#### Given entries ####

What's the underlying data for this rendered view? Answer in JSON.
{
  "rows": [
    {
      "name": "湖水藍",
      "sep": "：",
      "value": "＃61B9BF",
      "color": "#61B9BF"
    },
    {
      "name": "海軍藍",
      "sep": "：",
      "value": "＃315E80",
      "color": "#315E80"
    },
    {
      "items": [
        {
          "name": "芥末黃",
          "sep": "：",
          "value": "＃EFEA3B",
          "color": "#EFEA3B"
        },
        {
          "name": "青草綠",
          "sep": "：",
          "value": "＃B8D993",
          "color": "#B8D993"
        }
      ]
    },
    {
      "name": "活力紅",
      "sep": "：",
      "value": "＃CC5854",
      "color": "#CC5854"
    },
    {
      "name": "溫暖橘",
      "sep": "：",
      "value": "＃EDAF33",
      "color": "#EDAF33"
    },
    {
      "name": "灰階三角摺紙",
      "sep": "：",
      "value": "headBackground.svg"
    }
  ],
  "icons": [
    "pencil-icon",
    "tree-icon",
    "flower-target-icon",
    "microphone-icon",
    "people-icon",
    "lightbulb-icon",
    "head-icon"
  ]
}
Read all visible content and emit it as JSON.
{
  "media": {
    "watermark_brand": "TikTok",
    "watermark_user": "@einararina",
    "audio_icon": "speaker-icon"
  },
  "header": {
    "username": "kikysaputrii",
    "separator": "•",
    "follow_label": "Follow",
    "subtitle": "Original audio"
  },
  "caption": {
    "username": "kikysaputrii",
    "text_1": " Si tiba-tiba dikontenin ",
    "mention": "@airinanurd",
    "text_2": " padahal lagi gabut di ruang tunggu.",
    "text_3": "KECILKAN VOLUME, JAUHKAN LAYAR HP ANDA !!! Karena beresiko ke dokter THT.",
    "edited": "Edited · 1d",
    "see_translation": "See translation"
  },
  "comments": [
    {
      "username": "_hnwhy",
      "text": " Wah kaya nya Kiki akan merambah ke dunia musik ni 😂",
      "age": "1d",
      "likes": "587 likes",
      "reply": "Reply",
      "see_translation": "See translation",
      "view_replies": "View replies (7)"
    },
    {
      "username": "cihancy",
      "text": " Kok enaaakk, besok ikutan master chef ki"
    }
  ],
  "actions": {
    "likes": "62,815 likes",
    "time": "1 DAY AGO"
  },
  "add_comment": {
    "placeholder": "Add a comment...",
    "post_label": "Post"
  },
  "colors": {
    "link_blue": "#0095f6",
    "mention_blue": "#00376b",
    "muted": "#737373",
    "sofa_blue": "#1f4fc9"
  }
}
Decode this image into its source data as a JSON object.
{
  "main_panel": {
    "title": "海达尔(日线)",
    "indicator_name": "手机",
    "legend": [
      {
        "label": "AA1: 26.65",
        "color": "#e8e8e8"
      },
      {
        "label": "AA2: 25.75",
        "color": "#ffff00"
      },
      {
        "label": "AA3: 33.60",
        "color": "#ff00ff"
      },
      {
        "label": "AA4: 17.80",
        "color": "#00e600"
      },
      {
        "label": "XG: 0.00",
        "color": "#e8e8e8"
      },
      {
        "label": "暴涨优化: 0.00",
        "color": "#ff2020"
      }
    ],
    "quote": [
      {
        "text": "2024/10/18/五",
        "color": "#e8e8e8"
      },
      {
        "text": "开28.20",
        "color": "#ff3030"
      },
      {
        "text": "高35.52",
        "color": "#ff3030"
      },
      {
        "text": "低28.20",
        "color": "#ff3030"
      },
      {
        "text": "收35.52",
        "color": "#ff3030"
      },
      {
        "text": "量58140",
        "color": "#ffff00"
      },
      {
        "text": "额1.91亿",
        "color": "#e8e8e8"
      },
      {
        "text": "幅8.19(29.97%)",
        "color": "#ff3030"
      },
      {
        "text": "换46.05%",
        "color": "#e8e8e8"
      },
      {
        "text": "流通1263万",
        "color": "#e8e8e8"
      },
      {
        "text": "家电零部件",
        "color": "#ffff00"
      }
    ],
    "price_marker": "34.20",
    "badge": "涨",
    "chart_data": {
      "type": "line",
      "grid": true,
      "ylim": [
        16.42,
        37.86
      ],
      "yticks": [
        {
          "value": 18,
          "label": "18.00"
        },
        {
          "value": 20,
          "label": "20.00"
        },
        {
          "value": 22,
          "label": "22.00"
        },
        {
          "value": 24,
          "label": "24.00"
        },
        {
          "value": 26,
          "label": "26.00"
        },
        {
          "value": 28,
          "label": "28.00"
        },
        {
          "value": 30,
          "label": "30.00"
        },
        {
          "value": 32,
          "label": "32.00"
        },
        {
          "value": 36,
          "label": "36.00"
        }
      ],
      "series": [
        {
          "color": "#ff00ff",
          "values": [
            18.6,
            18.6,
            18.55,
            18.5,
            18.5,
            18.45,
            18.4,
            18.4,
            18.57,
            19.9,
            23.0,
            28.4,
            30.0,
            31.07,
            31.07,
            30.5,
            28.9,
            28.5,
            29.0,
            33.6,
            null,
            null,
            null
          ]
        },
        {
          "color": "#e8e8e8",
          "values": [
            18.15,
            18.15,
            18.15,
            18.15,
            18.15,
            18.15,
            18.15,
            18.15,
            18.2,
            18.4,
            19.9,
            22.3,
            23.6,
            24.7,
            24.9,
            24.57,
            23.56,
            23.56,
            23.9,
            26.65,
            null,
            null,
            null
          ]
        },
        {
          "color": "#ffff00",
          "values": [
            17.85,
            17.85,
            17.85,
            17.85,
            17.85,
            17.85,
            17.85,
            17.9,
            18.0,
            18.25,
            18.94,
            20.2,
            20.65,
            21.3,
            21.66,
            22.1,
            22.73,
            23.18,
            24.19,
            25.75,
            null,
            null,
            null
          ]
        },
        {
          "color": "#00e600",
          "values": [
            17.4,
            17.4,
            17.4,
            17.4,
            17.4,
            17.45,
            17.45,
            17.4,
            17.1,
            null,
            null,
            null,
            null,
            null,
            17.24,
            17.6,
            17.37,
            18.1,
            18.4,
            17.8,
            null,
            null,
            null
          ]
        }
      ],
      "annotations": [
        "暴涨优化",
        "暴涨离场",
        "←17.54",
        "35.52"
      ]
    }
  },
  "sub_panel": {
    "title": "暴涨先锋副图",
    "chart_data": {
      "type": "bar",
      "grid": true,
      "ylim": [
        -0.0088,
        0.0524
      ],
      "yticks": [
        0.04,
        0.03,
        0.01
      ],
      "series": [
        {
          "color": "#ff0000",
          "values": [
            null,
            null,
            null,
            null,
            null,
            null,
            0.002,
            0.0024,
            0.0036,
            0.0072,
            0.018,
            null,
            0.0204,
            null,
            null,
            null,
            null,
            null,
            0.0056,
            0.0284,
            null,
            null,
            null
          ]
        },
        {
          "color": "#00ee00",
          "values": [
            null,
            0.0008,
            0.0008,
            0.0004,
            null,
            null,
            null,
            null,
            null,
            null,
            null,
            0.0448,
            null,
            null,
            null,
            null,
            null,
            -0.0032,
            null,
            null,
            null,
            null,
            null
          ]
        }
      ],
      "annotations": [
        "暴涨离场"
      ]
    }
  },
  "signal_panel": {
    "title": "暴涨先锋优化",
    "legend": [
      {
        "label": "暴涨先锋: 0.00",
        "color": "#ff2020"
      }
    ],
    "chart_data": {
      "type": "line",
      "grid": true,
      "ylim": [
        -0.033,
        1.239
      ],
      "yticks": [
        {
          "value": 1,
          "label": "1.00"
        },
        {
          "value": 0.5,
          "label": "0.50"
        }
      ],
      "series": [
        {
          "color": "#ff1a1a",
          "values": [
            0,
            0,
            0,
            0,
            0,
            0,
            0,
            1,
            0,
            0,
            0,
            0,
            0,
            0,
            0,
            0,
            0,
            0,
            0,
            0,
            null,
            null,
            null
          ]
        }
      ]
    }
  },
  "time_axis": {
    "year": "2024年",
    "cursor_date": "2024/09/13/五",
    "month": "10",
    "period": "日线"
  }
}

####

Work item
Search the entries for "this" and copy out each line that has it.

Your response
What's the underlying data for this rendered view? Answer in JSON.
Decode this image into its source data as a JSON object.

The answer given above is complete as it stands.